Christian Sciences' ResponsibilityHow do we preserve our freedom as Christians in our secular society? The pervasion of humanism in all facets of North American society and culture is becoming alarming. It borders on the establishment of a state religion the deification and worship of man.
The religious humanist claims the truth for himself and applies the epithet "error" to everything that opposes his faith. Humanism as a religion is now a well organized and well financed movement which has become intolerant toward the practice of Christian faith in public life.
Dr. Bernard Ramn wrote in his book The Christian View of Science and Scripture: "If we were to go from one department to another in our modern American universities we would discover that considerably more than ninety percent of the faculty are either completely naturalistic or materialistic in creed, or very nominally religious. In many schools not a single firm believer in the trustworthiness of Scripture can be found; in others there maybe two or five at the most."
Christianity Today reports that Christian students at the University of Missouri at Kansas City are prohibited by the administration from meeting together on campus in their free time or distributing literature of a religious nature to other students. And at the university's Saint Louis campus, speaking of religious matters from the "free speech platform" is forbidden.
In Sacramento, California, an evangelical Christian brought suit contending that state was teaching evolution as a fact, thereby violating the rights of children, who believe the Biblical story of creation. Superior Court Judge Irving Perluss's verdict declared that the State Board of Education must include in future guidelines a 1973 policy statement that Darwinian evolution be taught as a theory.
Creationists are making themselves heard in many states in the U.S. and in Canada. In the U.S. they have been able to persuade textbook commissioners, legislators, school officials to either set up an equal-time policy or buy supplemental text books on scientific creationism.
Brian Smith, the BC minister of education, was asked whether or not creation could be discussed in the science classes. Some of the minister's comments were as follows: "I do not think that it would be practical to introduce a two model approach in the study of origins.
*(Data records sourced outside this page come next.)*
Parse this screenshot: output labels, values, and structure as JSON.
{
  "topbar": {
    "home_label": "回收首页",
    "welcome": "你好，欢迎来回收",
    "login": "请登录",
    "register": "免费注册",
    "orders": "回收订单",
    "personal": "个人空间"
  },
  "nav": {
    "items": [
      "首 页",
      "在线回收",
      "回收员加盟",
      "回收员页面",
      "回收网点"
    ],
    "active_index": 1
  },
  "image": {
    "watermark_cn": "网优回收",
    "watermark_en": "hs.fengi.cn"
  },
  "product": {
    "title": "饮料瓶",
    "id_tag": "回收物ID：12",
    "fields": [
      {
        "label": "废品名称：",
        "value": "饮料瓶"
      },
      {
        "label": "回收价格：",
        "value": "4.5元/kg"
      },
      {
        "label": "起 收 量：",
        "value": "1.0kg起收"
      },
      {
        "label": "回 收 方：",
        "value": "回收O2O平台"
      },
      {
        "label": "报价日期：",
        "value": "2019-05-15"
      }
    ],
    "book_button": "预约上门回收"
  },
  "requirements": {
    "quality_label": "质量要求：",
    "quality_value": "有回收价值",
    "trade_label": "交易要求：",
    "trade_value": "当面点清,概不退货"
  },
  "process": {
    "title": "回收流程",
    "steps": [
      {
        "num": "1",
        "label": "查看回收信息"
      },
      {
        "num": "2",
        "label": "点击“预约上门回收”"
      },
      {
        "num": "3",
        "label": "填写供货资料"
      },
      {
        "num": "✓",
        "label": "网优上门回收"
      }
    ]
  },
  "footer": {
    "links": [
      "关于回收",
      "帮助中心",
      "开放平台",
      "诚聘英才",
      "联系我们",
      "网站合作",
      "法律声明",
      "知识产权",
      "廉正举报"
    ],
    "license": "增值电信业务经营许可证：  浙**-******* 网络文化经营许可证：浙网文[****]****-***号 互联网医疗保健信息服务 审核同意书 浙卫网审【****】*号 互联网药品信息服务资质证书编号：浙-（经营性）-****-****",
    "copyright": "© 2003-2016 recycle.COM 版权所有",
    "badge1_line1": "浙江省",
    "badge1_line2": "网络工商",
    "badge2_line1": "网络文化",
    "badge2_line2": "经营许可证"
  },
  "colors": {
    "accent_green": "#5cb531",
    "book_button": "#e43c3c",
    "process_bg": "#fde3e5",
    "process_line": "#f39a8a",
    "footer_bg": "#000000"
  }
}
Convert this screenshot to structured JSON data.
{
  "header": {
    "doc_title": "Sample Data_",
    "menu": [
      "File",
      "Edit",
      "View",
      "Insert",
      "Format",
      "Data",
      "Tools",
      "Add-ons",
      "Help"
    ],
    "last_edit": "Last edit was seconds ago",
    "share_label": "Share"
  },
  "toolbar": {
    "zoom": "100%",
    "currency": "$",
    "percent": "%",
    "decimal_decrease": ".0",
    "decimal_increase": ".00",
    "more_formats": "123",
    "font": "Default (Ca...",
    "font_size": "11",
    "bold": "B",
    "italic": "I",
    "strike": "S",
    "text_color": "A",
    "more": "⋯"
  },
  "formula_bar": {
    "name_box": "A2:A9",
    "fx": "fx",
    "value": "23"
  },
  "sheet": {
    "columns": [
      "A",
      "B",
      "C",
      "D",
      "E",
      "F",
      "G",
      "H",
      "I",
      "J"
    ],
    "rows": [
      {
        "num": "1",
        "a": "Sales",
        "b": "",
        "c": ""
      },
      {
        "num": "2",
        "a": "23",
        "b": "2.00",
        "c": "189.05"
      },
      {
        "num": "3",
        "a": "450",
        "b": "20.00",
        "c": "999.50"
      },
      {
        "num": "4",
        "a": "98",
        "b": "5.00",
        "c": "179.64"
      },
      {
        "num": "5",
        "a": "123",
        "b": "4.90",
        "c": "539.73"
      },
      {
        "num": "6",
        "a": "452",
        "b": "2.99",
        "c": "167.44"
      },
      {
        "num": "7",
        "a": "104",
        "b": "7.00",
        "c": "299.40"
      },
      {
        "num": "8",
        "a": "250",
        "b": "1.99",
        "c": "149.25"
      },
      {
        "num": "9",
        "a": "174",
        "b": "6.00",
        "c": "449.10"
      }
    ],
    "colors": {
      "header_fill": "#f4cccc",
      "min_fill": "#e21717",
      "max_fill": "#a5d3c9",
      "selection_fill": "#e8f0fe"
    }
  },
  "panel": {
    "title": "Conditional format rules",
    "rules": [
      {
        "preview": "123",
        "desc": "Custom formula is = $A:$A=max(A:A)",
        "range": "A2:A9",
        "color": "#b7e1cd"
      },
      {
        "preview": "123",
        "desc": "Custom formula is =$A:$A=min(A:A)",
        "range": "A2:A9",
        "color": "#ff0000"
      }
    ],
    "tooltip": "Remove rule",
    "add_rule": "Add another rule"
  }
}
Teachers are now being encouraged to teach more than one approach to origins but they are not required to do so."
The teaching of creationism in the public educational system has stirred up strong controversy. Many are not kindly disposed to this model of origins and approach to science. In Livermore, California, the board of education voted early this year to suspend the teaching of scientific creationism by Ray Bird at the Emma Smith Elementary School. An article in Time magazine raised the question whether or not school boards and legislatures should yield to the creationist "innocuous-sounding request for equal time." And the answer given makes it clear that since evolution is an established fact, creationists should not be accorded equal time. "Creationism," the article states, "may belong in social studies or the history of religion, but it should not be pushed into biology classes or textbooks, especially not by legislative fiat."
Is academic freedom and free inquiry possible within the public educational system? This is an issue of major concern. It seems to me that academic freedom is a doctrine reserved only for humanists. This is not liberty for all but humanistic totalitarianism. Humanists may claim that truth is with them and falsehood with the creationists.
It is their privilege to interpret the findings of their scientific endeavour according to their philosophy of life. But a doctrine advocating freedom for humanists only goes directly against the democratic principle the protection of the rights of the minority.
Dr. Rousas John Rushdoony comments in Law & Liberty: "Truly free education means that colleges must have the freedom to be themselves, to establish colleges based on a particular philosophy and to maintain that position against subversion. Atheistic colleges do not allow orthodox Christianity to be taught by their professors, but they call it a violation of academic freedom if a professor in a Christian college is not allowed to teach atheism."
Modern science has developed largely on non-Christian premises. And it appears that these premises are not even debatable anymore! But the opposite is the case in point. The third chapter in the second division of Abraham Kuyper's Encyclopedia of Sacred Theology is entitled The Twofold Development of Science. In this chapter Kuyper points to the antithesis in the sciences. He argues that the principle of "regeneration" divides humanity into two. Rebirth establishes a "radical change in the being of man." The faith of a Christian leads to a different starting-point in any scientific endeavour. It is inconceivable that science should be free from the influence of the subjective factor.
In the current creation-evolution debate, Christians should not just snipe at the theory of evolution. The antithesis principle must be stressed. A responsible Christian interpretation of the natural sciences should be held before the public. Let humanists own up to their faith commitment and let Christians be free to interpret their scientific findings from their Biblical perspective.
Johan D. Tangelder